- RECORDS FOR THIS TASK
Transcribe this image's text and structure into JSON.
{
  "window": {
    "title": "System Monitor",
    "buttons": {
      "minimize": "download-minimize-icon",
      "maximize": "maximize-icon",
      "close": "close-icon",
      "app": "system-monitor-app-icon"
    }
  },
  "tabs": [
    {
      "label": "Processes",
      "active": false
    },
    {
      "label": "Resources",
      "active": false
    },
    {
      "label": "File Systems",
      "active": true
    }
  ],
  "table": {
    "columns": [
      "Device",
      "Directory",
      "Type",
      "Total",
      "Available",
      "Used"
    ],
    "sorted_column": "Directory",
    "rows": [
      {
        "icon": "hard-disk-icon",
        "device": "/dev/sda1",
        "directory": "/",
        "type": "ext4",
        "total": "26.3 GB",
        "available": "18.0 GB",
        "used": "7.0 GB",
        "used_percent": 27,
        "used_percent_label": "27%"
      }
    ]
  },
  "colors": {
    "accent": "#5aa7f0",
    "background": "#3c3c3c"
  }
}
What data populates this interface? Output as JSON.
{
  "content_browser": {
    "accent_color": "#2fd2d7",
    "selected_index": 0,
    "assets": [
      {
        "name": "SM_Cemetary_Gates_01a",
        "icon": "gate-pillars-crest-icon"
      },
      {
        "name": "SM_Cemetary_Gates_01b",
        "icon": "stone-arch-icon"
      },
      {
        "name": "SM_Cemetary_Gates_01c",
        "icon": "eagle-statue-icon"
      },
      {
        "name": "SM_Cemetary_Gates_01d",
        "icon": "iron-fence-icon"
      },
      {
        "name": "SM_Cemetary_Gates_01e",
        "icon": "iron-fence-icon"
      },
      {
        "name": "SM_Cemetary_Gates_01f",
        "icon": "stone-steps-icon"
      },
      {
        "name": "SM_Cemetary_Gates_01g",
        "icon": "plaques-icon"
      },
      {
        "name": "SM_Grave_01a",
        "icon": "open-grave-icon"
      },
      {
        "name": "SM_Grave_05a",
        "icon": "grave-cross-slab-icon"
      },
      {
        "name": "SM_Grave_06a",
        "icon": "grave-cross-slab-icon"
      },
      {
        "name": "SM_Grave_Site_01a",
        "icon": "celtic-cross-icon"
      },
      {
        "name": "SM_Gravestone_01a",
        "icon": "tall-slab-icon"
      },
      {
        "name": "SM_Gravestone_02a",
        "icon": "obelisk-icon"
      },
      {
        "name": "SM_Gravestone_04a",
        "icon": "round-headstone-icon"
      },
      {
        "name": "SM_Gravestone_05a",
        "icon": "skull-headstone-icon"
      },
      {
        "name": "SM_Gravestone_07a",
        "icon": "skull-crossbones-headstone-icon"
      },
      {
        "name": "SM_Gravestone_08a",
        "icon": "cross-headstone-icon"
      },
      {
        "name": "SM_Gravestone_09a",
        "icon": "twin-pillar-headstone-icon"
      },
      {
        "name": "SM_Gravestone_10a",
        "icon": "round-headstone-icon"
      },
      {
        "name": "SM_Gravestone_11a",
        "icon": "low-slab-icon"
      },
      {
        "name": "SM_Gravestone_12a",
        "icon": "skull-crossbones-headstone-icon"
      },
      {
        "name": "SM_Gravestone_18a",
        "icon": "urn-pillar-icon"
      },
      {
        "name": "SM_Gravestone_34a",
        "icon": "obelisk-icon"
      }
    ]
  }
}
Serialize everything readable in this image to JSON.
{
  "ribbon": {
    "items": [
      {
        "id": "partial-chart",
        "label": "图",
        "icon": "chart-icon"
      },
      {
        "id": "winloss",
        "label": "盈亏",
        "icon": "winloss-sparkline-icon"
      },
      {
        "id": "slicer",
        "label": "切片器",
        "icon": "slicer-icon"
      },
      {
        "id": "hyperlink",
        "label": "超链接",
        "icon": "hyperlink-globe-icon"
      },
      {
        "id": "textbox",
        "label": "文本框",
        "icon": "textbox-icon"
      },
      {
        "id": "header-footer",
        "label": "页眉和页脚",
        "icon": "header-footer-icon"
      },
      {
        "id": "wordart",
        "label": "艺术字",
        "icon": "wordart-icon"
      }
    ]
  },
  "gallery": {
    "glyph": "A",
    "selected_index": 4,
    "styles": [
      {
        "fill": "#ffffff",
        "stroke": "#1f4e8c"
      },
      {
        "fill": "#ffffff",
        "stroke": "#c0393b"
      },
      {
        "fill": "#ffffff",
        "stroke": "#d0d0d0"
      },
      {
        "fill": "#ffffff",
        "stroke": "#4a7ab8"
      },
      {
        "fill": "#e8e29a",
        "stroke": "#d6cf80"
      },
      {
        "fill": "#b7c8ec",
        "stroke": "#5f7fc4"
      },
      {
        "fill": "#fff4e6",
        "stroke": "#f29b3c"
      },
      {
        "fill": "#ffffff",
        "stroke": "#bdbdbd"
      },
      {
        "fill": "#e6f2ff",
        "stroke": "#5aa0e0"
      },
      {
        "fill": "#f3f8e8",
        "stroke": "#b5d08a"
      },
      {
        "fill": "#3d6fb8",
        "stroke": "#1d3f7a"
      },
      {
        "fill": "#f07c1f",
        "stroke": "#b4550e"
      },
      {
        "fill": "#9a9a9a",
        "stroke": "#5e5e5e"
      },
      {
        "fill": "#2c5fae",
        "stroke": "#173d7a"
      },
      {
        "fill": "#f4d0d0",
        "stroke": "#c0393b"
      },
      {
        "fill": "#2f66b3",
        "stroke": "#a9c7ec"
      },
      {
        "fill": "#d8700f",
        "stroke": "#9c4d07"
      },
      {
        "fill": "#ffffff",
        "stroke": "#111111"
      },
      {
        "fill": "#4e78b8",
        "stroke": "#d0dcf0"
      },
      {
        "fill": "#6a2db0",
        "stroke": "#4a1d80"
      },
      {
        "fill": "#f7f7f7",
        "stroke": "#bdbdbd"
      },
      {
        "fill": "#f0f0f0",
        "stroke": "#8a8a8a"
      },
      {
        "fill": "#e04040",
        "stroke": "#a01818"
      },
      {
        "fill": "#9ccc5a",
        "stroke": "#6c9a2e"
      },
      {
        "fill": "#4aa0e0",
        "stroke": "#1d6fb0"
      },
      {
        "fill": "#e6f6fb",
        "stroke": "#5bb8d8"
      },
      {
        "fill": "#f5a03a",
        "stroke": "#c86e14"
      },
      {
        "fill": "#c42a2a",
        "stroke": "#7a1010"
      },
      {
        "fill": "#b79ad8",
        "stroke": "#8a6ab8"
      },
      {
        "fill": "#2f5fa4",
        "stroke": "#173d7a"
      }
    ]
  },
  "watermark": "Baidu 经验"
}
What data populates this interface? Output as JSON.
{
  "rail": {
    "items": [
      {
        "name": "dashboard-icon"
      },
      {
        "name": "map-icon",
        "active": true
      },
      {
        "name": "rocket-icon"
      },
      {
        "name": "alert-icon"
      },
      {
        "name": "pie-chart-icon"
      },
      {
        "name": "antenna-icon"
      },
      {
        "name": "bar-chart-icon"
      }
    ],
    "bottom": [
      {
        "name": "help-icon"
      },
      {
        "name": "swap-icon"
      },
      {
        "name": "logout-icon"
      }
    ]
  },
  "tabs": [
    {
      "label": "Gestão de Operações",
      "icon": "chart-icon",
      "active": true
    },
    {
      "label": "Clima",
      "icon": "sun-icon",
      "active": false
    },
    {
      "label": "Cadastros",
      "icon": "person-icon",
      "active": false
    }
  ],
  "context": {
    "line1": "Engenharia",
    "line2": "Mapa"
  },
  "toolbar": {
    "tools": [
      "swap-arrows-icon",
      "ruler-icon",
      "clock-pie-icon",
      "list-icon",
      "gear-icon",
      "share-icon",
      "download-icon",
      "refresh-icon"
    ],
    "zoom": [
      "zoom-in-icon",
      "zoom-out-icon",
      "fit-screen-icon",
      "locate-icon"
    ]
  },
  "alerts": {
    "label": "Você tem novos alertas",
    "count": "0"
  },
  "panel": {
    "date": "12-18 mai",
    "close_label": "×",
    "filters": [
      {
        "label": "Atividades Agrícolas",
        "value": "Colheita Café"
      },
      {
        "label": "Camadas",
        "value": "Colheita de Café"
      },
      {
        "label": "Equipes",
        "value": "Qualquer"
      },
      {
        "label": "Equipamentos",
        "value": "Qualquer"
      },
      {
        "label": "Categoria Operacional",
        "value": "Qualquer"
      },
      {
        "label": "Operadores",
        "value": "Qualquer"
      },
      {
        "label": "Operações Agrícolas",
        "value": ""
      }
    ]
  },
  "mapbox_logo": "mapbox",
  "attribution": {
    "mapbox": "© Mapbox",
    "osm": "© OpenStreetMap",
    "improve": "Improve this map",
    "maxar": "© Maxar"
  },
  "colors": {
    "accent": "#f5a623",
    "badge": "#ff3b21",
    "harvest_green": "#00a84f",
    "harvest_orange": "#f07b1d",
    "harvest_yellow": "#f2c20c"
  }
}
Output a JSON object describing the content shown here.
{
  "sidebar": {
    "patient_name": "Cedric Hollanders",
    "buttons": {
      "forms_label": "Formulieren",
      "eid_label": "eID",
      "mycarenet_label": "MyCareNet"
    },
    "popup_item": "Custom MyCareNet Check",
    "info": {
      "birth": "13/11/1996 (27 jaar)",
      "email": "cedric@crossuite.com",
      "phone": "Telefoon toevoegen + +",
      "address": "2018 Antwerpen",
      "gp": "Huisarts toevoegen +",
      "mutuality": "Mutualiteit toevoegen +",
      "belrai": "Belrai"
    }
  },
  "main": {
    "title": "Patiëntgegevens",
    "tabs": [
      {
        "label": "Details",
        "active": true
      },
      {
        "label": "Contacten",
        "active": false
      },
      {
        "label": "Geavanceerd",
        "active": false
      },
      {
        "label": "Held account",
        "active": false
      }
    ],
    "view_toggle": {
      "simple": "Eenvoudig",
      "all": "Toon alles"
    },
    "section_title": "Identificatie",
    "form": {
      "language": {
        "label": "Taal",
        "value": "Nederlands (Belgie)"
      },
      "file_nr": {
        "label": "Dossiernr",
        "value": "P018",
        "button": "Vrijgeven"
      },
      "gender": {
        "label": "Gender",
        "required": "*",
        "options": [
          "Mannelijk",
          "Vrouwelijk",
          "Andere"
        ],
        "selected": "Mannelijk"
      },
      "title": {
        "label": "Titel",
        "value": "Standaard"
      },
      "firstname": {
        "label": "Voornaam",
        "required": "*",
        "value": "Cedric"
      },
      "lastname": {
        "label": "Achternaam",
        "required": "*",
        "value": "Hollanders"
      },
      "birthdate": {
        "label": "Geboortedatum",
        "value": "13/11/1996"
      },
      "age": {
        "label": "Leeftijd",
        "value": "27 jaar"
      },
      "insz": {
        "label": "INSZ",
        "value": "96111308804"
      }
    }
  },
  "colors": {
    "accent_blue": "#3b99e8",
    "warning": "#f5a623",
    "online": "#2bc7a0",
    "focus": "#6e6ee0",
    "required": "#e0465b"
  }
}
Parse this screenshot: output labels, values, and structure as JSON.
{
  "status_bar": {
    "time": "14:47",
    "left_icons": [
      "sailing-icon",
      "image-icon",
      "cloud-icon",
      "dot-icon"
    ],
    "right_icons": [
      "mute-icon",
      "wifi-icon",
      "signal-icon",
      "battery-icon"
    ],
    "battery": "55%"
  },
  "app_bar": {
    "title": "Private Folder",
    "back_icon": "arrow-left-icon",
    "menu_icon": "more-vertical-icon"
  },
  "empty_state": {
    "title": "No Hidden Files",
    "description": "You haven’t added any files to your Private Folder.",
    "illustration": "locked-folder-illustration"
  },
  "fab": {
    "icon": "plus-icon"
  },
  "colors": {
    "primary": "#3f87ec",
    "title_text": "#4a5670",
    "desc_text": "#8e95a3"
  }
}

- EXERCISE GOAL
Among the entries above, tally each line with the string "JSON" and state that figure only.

- EXERCISE OUTPUT
6